1. enero : January
2. febrero : February
3. marzo : March
4. abril : April
5. mayo : May
6. junio : June
7. julio : July
8. agosto : August
9. septiembre : September
10. octubre : October
11. noviembe : November
12. deciembre : December
You are trying to do a worksheet. But you can't even get to the first problem since you can't fill in the date box. You wonder for a good minute and finally ask your friend.You ask, "¿Cual es la fecha de hoy?" Your friend then replies, "Hoy es el( #) de (mes)."Now you know the date. Your worksheet is based on months. You partner up with your friend to say the months.
1. lunes : Monday
2. martes : Tuesday
3. miercoles : Wednesday
4. jueves : Thursday
5. viernes : Friday
6. sabado : Saturday
7. domingo : Sunday
*Days in espanol are not capitalized. Also, in espanol, Monday comes first instead of Sunday.
You arrive at school. You wonder what today is so you can figure out your schedule. You ask your friend what today is. You say, "Que dia es hoy?" Your friend replies with "viernes." Know you know it's Friday. And that you forgot to study for the quiz. ¡Ay, Dios Mio!
Let's say you're in a new country. You want to make a new friend since you don't have any in that country. Basic conversation can get you far. You can ask someone their name by asking "Como te llamas?" They would then tell you their name and ask for yours. Tell them your name by saying, "Me llamo (your name)." or ""Mi nombre es (your name)."After you guys are finished talking, you can say, "Mucho gusto." This shows your appreciation of meeting him/her. They would then say "Igualmente" which means likewise. You just made a new friend.
We'll break things up so we won't confuse you. Greetings consist of words such as "¡Hola!", "¡Buenos Dias!", "¡Buenas Tardes!", and "¡Buenas Noches!." "¡Hola!" means "hello!." You would normally say this to greet someone in a day to day basis. There are also "¡Buenos Dias!" which means "good morning", "¡Buenas Tardes" which means "good evening", and "¡Buenas Noches!" which means "good night." Now for "How are you?" The simplest way to say this is "¿Como estás?" You would usually say this to your friends. You could also say "¿Como está?" if you're speaking to an adult. For "Goodbyes," the most universal saying is "¡Adios!" This just simply means "bye!" Some other versions of "Bye" can be "¡Hasta Luego!" which means "See you later!" And ¡Hasta Pronto!" which means "See you soon!"

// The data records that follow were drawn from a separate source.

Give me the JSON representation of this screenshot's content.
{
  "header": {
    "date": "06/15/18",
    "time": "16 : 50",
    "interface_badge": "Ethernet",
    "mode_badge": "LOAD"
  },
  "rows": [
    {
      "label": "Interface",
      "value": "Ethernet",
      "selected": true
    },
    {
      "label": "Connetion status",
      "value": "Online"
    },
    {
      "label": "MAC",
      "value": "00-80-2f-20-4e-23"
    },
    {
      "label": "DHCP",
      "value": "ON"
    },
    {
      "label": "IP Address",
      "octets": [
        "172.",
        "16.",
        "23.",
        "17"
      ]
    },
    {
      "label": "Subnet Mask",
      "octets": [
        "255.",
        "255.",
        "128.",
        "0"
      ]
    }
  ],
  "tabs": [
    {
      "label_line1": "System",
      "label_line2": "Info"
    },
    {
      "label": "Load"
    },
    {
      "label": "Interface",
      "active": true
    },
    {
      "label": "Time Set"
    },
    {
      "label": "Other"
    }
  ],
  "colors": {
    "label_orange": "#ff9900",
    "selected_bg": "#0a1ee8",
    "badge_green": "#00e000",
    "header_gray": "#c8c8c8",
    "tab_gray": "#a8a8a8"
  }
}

When people see each other, they usually greet each other. Whether it's an "¡Hola!" or a "¡Buenos Dias!" When people greet each other, they usually tend to ask how they (to each other) are. They usually ask "¿Como Estas?" or "¿Qué Tal?" After they have chatted, they will need to go. And this is where "Goodbyes" come in. Just simply say an "¡Adios! or ¡Hasta Luego!"